The phrase "high technology" is perhaps one of the more overused descriptions in our technical vocabulary. It is a phrase generally reserved for discussion of integrated circuits, fiber optics, satellite systems, and computers. Few people would associate high technology with vacuum tubes. The notion that vacuum tube construction is more art than science may have been true 10 or 20 years ago, but today it's a different story. The demand on the part of industry for tubes capable of higher operating power and frequency, and the economic necessity for tubes that provide greater efficiency and reliability, have moved power tube manufacturers into the high-tech arena. Advancements in tube design and construction have given end users new transmit ters and RF generators that allow industry to grow and prosper. If you bring up the subject of vacuum tubes to someone who has never worked on a transmitter, you are likely to get a blank stare and a question: "Do they make those anymore?" Although receiving tubes have disappeared from the scene, power tubes are alive and well and are performing vital functions in thousands of divergent applications. Solid-state and tube technologies each have their place, each with its strengths and weaknesses. Tube design and development, although accompanied by less fanfare, is advanc ing as are developments in solid-state technology. Power tubes today are designed with an eye toward high operating efficiency and high gain/bandwidth properties.
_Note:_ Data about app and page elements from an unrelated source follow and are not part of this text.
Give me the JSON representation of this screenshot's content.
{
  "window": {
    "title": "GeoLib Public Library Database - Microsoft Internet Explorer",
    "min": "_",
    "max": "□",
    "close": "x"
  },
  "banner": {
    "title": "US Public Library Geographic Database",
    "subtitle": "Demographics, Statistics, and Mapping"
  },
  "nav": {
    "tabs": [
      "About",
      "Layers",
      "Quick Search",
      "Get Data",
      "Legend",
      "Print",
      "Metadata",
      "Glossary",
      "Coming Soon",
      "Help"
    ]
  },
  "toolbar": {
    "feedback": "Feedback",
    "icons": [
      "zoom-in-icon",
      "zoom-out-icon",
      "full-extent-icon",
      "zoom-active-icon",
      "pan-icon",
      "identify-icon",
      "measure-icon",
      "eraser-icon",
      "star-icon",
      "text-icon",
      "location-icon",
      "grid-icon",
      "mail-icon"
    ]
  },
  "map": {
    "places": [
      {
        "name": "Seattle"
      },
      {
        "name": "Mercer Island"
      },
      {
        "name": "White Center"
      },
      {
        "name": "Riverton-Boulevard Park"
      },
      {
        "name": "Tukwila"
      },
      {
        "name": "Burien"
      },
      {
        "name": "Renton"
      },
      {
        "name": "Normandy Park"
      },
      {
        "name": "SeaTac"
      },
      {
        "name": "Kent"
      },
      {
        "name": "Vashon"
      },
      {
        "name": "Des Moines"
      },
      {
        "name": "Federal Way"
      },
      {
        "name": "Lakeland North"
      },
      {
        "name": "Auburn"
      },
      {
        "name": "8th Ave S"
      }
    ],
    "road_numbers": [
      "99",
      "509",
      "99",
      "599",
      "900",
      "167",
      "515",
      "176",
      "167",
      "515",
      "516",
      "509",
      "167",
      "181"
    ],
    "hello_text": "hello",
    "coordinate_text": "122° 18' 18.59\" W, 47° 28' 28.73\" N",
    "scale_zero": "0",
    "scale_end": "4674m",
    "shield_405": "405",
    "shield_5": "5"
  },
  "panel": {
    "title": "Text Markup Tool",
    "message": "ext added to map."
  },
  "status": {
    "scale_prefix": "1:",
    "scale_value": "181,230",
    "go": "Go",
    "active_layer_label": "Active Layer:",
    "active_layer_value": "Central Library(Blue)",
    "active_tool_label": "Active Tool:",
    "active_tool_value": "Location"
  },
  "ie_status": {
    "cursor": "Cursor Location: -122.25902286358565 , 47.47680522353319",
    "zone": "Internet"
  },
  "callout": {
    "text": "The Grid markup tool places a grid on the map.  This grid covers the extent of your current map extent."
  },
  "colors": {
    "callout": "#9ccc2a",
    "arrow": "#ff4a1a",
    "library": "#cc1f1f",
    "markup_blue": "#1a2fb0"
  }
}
Generator Modulation circuit computer design integrated circuit microwave optics